Easy as Pie


A Busy Person's Guide to Scratch Baking












Photos by John Valls


Published Spring, 2006
Edible Portland



Once upon a time, a sour-cherry pie with lattice crust, still warm from the oven, was the ultimate expression of hearth and home. A thick slice of homemade bread, slathered with sweet butter, was a hallmark of hospitality…if your name was June Cleaver.

Now we live in an age of convenience foods, and everyone complains that they haven't any time. Bread making has a reputation for being fussy and old-fashioned, a tricky collaboration of yeast, time, and expertise, with long odds of a payoff for the amateur baker. The thought of baking a loaf can be overwhelming and conjure up images of an entire day spent in its service.

Actually, baking is the perfect pursuit for busy people because it is well-suited to being divided into steps and stages. Significant chunks of time are spent waiting, but you needn't plan your day around the schedule of a loaf of bread. In fact, the methodology is quite logical and far more flexible than you might imagine.

The lulls are a natural and necessary part of the process, essential to the development of texture and complexity of flavor you want. They facilitate balancing the demands of a lump of dough with the stuff of daily life: a 9-to-5 job, kids, food, rest, play, laundry, bills. The first rise takes between 18 and 20 hours, authorizing you to adjust your routine not one iota. Rest assured, time and temperature are hard at work.

I learned to bake in stages when I worked in restaurants. A few of my jobs required me to arrive in time to bake bread for lunch service, or pastries for breakfast-at 4:30 a.m. Because I cherished every minute in bed, I learned to do whatever I could in advance without compromising: Everything was made fresh daily, and tasted delicious.

I developed muffin batters that kept beautifully in the refrigerator for three days so I could go bleary-eyed to my ovens and turn them on, make my first cup of coffee and scoop the batter into paper liners while they preheated.
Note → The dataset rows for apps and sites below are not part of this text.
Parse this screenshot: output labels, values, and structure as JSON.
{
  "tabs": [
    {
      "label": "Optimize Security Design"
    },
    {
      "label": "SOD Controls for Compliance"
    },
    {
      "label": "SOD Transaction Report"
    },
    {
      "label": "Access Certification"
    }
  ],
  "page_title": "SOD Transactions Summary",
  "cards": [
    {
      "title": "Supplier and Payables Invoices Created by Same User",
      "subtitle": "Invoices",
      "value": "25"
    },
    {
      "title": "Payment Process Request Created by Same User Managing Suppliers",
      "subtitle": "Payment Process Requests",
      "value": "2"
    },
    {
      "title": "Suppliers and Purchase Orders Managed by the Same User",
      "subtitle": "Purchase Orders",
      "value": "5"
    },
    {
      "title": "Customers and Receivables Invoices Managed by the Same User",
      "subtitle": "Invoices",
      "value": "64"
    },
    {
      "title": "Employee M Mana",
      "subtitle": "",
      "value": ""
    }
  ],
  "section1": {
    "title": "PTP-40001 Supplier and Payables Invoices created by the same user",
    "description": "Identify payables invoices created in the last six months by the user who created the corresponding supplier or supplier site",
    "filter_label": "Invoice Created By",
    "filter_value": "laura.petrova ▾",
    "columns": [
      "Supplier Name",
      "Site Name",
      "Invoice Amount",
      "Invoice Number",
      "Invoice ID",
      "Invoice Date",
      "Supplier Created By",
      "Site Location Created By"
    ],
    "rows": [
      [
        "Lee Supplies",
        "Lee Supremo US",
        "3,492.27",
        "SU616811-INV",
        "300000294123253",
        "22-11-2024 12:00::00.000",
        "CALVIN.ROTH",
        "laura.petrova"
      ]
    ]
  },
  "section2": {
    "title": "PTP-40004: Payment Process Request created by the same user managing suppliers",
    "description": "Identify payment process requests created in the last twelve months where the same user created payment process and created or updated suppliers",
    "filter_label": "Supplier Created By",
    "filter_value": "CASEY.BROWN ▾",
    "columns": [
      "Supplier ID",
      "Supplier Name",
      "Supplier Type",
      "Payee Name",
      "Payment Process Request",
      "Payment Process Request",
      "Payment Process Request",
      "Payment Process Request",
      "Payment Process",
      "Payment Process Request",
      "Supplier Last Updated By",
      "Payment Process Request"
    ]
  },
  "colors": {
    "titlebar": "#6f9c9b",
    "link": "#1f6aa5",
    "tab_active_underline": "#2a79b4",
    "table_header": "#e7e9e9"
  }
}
Thirty minutes later, the kitchen was filled with buttery sweet aromas, redolent of cinnamon and nutmeg, the perfume of vanilla beans and lemon zest. I mixed and shaped my scones, and stored them in the freezer. The day before I planned to bake them, I took the scones out of the freezer to defrost overnight in the walk-in.

I assembled flaky biscuits by adding cream to a mix I made the previous day by cutting the butter into the dry ingredients. I learned that cake layers were easiest to frost and assemble when they were a day old, or had been frozen and defrosted. And cake batter freezes like a charm! If you've ever tried to make, bake, cool and decorate a cake in one day, you'll understand the enormity of such discoveries.

I learned to love my freezer, and defend against invasion of the corner earmarked for the pastry department. (There's never enough food storage space in restaurants.) Once you get past it feeling like a dirty little secret, the idea of baking out of a freezer is totally liberating and essential to baking in stages. Some of the best apple pies I've made have gone straight from the freezer into a 425-degree oven. When I make tart dough, I always double the recipe and freeze half.

Baking cookies? Instead of adjusting the recipe to suit your purposes, make the biggest batch your mixer will hold. Bake what you'll eat immediately and put the remaining dough in the freezer. You can wrap the entire block, or scoop it into individual cookies.

In my experience, that ideal combination of crispy and chewy is best achieved with scooped, frozen cookie dough that you pop directly into a preheated oven. Knowing that the warm chocolate chip cookie you're dunking in milk was frozen less than 30 minutes ago is a wonderful feeling. That…and the fact that you're crafting a perfect loaf of bread, even as you reach for that second chocolate chip cookie.

See, I told you that you have time to bake.

Recipe for Rhubarb Muffins in Steps